President and CEO of the Federal Reserve Bank of St. Louis James Bullard said that policy makers may not start to raise rates until early 2012 while facing a “too low for two long” argument that may “weigh heavily” on the central bank. “The main challenge for monetary policy going forward will be how to adjust the asset purchase program without generating inflation and still providing support to the economy while interest rates are near zero.”
This should come as no surprise coming from Bullard. Back on September 1st, Bullard said the Federal Reserve interest rate hikes may be “quite a ways away”. Today, we now know how far. Remember, this is important because Bullard will become a voting member of the Federal Open Market Committee next year. Unlike most Fed presidents, he is clearly a big dove now.
However, he won’t be in the future and that will mean excellent interest rate volatility in the future. He believes that the Greenspan method of incrementalism had no merit and no theory behind it. This means that when the Fed gets actually in a tightening mode, they could tighten aggressively by 50 or 75 basis points. Volcker Volatility!

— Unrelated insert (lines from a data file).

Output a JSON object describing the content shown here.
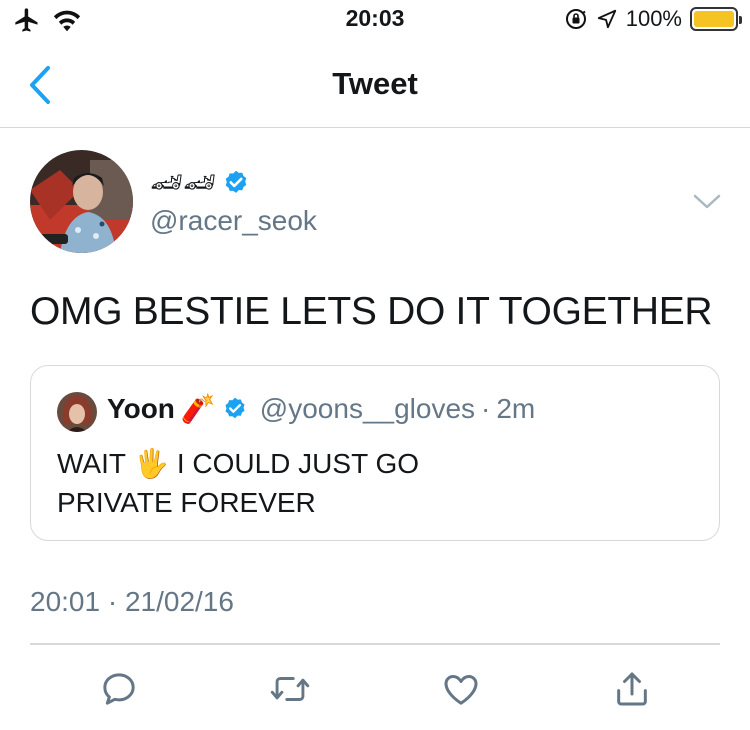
{
  "status_bar": {
    "time": "20:03",
    "battery_text": "100%",
    "battery_level": 1.0,
    "icons": [
      "airplane-icon",
      "wifi-icon",
      "orientation-lock-icon",
      "location-icon",
      "battery-icon"
    ]
  },
  "nav": {
    "title": "Tweet",
    "back_icon": "chevron-left-icon"
  },
  "tweet": {
    "display_name_emoji": "🏎🏎",
    "verified": true,
    "handle": "@racer_seok",
    "text": "OMG BESTIE LETS DO IT TOGETHER",
    "timestamp": "20:01 · 21/02/16",
    "menu_icon": "chevron-down-icon"
  },
  "quoted_tweet": {
    "name": "Yoon",
    "name_emoji": "🧨",
    "verified": true,
    "handle": "@yoons__gloves",
    "separator": "·",
    "time": "2m",
    "text_line1_a": "WAIT",
    "text_emoji": "🖐",
    "text_line1_b": "I COULD JUST GO",
    "text_line2": "PRIVATE FOREVER"
  },
  "actions": [
    "reply-icon",
    "retweet-icon",
    "like-icon",
    "share-icon"
  ],
  "colors": {
    "accent": "#1da1f2",
    "text": "#14171a",
    "secondary": "#657786",
    "border": "#d6d9db",
    "battery": "#f5c323"
  }
}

I believe this is the way going forward and what I warned about on CNBC's Kudlow Report on Monday. My outlook is that the inflation that will be generated by the Fed’s massive easing today will show up in 2 years or less. If I want to get very negative about inflation, I would say that this inflation will show up precisely at the same time that tax rates are going up in the United States and the current Health Care bill is getting implemented.
This evokes many of the images from the 2012 movie except we won’t conveniently be in an airplane when it starts happening. (BTW, any recent movie with John Cusack is ripe for crashing.)
Andrew B. Busch is Global FX Strategist at BMO Capital Markets, a recognized expert on the world financial markets and how these markets are impacted by political events, and a frequent CNBC contributor. You can comment on his piece and